Instructions to follow ▸
Select all lines in the records that include "title".

Exercise data ▸
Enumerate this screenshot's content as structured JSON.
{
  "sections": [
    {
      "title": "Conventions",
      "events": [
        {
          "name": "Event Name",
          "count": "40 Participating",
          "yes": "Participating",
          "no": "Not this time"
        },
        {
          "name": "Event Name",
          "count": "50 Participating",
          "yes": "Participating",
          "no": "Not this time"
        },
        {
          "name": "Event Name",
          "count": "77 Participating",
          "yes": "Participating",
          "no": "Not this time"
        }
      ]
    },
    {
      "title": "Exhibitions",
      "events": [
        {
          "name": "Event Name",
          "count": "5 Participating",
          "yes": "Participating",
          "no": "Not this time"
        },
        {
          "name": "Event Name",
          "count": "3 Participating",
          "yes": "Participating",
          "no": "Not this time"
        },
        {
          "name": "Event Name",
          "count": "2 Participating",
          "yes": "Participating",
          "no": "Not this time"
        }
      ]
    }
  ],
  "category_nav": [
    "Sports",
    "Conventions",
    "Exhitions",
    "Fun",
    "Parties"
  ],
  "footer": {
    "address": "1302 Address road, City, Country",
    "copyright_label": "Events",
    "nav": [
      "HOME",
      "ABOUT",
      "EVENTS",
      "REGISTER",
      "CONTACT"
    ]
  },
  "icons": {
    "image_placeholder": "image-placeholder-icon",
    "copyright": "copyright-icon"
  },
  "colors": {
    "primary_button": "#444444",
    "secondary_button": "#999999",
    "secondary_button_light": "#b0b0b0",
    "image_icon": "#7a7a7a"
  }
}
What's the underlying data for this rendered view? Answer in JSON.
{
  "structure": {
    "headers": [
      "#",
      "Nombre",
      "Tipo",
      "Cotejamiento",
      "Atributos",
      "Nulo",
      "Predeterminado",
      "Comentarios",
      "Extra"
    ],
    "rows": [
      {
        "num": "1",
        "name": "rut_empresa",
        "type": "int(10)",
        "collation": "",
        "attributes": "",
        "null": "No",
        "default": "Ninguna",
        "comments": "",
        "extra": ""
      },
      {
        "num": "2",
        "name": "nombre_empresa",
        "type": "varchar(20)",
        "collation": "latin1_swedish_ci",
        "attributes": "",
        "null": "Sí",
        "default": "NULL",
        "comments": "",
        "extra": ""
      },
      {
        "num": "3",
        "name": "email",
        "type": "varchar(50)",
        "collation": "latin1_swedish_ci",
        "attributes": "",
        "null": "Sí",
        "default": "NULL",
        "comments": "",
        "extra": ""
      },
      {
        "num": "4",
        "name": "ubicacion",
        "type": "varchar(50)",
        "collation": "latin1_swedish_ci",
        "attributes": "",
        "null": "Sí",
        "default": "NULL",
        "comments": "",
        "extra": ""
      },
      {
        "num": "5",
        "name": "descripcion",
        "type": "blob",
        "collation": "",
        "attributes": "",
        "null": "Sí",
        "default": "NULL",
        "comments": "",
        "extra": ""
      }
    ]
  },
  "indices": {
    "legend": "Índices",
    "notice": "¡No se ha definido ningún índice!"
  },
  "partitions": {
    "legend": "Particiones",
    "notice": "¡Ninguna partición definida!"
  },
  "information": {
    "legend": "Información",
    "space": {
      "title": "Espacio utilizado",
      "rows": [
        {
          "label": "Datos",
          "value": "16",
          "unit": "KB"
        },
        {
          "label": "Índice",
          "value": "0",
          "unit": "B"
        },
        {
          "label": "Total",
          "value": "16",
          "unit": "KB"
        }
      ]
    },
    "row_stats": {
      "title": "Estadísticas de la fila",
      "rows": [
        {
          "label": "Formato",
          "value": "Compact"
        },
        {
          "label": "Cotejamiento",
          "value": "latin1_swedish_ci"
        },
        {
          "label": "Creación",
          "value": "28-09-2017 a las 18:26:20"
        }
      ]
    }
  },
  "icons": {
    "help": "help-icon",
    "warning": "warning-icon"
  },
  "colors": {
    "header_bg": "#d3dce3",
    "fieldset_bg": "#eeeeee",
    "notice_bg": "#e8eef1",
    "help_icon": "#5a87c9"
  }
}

Result for this task ▸
      "title": "Conventions",
      "title": "Exhibitions",
      "title": "Espacio utilizado",
      "title": "Estadísticas de la fila",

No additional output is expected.